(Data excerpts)
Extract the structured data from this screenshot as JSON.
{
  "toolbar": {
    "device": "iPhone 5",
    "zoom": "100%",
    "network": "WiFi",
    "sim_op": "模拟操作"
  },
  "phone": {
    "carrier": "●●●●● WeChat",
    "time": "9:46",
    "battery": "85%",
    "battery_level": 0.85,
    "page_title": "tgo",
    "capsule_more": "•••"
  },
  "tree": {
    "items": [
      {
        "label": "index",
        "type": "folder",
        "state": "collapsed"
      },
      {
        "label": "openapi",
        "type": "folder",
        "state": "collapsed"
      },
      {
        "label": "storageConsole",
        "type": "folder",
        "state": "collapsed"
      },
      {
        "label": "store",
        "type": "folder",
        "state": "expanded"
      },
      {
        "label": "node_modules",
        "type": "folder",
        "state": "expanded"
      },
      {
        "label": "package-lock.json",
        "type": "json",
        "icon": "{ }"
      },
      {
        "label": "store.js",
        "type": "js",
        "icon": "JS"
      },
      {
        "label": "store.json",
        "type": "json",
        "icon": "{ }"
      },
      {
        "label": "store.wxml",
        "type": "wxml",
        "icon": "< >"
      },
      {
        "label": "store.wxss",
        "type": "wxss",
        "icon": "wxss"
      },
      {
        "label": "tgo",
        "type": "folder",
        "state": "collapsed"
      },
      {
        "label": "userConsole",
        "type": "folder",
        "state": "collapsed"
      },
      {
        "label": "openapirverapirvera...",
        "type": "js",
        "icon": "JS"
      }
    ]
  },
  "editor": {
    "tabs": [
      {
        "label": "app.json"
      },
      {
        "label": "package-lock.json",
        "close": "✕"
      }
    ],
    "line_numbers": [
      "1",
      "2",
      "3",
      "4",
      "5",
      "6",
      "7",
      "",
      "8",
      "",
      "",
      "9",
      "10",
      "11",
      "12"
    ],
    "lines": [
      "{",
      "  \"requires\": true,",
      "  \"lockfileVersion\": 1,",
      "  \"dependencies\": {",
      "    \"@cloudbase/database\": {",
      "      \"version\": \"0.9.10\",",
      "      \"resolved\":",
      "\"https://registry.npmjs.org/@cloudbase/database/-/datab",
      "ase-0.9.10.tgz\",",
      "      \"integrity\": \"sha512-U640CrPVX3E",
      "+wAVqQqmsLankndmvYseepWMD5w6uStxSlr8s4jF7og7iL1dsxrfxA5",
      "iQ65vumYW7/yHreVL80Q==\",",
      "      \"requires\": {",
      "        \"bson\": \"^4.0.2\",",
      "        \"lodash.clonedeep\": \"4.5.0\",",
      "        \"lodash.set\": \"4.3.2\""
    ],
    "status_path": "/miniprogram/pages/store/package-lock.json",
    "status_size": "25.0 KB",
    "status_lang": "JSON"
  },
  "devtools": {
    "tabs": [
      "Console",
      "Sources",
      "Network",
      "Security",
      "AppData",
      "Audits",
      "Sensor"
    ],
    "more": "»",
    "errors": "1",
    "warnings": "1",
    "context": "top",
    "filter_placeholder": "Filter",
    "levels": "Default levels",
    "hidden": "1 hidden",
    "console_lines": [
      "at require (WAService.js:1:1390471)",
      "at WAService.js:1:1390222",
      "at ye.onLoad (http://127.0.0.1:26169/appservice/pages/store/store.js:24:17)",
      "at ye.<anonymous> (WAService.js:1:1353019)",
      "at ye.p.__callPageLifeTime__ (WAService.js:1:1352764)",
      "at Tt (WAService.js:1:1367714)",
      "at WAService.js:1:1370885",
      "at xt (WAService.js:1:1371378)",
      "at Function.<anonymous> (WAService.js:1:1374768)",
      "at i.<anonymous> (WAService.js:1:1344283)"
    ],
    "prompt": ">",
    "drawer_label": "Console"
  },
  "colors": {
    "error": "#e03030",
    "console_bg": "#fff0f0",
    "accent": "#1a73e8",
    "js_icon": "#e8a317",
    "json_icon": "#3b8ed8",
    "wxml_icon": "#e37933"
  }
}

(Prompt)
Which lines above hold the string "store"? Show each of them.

(Solution to this task)
        "label": "store",
        "label": "store.js",
        "label": "store.json",
        "label": "store.wxml",
        "label": "store.wxss",
    "status_path": "/miniprogram/pages/store/package-lock.json",
      "at ye.onLoad (http://127.0.0.1:26169/appservice/pages/store/store.js:24:17)",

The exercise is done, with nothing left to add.